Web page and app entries
☆ ☆ ☆ ☆ ☆ ☆ ☆
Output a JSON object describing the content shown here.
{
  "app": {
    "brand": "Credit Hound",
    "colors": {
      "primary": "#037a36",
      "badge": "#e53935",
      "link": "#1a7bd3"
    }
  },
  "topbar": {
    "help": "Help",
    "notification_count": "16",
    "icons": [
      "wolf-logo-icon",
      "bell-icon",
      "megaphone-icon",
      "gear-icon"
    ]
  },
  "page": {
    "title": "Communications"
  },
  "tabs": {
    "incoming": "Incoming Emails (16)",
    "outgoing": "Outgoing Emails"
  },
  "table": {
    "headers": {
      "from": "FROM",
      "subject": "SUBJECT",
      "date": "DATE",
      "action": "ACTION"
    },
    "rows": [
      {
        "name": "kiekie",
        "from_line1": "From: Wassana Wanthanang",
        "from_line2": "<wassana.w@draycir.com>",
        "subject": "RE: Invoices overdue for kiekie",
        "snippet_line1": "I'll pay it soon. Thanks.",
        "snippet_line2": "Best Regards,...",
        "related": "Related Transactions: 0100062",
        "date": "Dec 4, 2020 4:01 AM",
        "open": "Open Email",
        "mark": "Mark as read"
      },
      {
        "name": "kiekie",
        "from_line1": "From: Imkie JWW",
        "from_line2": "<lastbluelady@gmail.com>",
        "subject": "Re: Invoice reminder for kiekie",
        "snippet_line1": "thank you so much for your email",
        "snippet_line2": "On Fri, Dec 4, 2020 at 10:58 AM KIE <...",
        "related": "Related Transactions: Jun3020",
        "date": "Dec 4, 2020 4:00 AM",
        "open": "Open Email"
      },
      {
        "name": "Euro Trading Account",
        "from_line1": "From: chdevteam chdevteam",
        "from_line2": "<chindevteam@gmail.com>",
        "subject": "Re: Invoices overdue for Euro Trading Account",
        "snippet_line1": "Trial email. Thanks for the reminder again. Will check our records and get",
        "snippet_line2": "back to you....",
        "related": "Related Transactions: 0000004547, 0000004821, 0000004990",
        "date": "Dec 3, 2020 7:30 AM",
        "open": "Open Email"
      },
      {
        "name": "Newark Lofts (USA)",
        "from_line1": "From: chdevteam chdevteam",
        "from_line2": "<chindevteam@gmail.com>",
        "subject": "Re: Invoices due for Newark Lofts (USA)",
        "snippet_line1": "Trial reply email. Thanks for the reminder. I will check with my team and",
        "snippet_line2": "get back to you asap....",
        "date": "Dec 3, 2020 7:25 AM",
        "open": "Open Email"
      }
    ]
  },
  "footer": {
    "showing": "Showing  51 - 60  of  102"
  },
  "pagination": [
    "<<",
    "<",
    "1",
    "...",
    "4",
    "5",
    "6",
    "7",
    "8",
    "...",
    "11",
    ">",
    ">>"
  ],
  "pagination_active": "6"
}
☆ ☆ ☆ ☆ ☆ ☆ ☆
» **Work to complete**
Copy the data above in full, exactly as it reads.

» **Output below**
Output a JSON object describing the content shown here.
{
  "app": {
    "brand": "Credit Hound",
    "colors": {
      "primary": "#037a36",
      "badge": "#e53935",
      "link": "#1a7bd3"
    }
  },
  "topbar": {
    "help": "Help",
    "notification_count": "16",
    "icons": [
      "wolf-logo-icon",
      "bell-icon",
      "megaphone-icon",
      "gear-icon"
    ]
  },
  "page": {
    "title": "Communications"
  },
  "tabs": {
    "incoming": "Incoming Emails (16)",
    "outgoing": "Outgoing Emails"
  },
  "table": {
    "headers": {
      "from": "FROM",
      "subject": "SUBJECT",
      "date": "DATE",
      "action": "ACTION"
    },
    "rows": [
      {
        "name": "kiekie",
        "from_line1": "From: Wassana Wanthanang",
        "from_line2": "<wassana.w@draycir.com>",
        "subject": "RE: Invoices overdue for kiekie",
        "snippet_line1": "I'll pay it soon. Thanks.",
        "snippet_line2": "Best Regards,...",
        "related": "Related Transactions: 0100062",
        "date": "Dec 4, 2020 4:01 AM",
        "open": "Open Email",
        "mark": "Mark as read"
      },
      {
        "name": "kiekie",
        "from_line1": "From: Imkie JWW",
        "from_line2": "<lastbluelady@gmail.com>",
        "subject": "Re: Invoice reminder for kiekie",
        "snippet_line1": "thank you so much for your email",
        "snippet_line2": "On Fri, Dec 4, 2020 at 10:58 AM KIE <...",
        "related": "Related Transactions: Jun3020",
        "date": "Dec 4, 2020 4:00 AM",
        "open": "Open Email"
      },
      {
        "name": "Euro Trading Account",
        "from_line1": "From: chdevteam chdevteam",
        "from_line2": "<chindevteam@gmail.com>",
        "subject": "Re: Invoices overdue for Euro Trading Account",
        "snippet_line1": "Trial email. Thanks for the reminder again. Will check our records and get",
        "snippet_line2": "back to you....",
        "related": "Related Transactions: 0000004547, 0000004821, 0000004990",
        "date": "Dec 3, 2020 7:30 AM",
        "open": "Open Email"
      },
      {
        "name": "Newark Lofts (USA)",
        "from_line1": "From: chdevteam chdevteam",
        "from_line2": "<chindevteam@gmail.com>",
        "subject": "Re: Invoices due for Newark Lofts (USA)",
        "snippet_line1": "Trial reply email. Thanks for the reminder. I will check with my team and",
        "snippet_line2": "get back to you asap....",
        "date": "Dec 3, 2020 7:25 AM",
        "open": "Open Email"
      }
    ]
  },
  "footer": {
    "showing": "Showing  51 - 60  of  102"
  },
  "pagination": [
    "<<",
    "<",
    "1",
    "...",
    "4",
    "5",
    "6",
    "7",
    "8",
    "...",
    "11",
    ">",
    ">>"
  ],
  "pagination_active": "6"
}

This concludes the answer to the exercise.